DATA section start

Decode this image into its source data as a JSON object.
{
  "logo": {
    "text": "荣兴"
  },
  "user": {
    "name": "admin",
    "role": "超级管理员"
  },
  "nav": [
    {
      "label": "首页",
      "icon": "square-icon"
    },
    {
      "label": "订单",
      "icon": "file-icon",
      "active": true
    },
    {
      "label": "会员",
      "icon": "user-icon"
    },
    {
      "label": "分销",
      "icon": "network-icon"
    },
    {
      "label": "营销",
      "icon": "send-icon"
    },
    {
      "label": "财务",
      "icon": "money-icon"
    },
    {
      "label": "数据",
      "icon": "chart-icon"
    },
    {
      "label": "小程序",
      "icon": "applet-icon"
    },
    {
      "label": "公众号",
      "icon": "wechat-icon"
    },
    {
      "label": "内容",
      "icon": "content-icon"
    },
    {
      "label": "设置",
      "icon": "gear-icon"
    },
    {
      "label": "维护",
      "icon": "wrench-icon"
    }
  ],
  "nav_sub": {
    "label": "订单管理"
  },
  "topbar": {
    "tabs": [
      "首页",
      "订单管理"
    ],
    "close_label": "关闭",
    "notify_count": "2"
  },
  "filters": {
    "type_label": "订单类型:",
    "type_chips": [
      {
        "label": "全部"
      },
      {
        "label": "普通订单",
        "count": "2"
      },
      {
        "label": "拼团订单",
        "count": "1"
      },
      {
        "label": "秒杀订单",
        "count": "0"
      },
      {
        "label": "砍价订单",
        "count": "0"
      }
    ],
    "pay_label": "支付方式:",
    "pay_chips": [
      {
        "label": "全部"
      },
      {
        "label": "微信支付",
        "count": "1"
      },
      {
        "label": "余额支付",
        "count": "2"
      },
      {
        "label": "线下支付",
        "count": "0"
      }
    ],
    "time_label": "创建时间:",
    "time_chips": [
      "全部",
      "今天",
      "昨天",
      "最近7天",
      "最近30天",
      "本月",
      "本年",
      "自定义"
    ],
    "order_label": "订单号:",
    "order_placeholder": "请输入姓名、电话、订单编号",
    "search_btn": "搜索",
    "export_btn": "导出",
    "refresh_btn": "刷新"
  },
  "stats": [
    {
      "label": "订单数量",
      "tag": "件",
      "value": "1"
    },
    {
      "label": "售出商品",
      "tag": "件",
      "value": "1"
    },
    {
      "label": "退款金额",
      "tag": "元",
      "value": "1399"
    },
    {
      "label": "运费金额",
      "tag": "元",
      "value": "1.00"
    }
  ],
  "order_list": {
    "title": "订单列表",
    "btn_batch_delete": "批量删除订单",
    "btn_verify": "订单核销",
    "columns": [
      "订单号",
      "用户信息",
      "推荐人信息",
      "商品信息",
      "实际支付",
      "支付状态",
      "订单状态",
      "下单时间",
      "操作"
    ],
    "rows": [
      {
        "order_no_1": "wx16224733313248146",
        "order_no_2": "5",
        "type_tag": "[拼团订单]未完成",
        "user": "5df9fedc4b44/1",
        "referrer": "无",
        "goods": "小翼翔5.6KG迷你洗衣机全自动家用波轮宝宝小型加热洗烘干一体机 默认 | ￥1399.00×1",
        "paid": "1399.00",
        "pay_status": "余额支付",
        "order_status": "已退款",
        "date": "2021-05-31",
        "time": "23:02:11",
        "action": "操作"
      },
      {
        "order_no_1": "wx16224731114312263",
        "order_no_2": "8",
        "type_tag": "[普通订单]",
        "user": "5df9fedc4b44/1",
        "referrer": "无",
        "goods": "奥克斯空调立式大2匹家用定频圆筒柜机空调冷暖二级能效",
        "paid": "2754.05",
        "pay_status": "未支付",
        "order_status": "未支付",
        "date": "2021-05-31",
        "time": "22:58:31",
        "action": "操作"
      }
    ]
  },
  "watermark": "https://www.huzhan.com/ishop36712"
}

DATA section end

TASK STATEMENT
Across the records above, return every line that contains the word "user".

RESPONSE BOX
  "user": {
      "icon": "user-icon"
        "user": "5df9fedc4b44/1",
        "user": "5df9fedc4b44/1",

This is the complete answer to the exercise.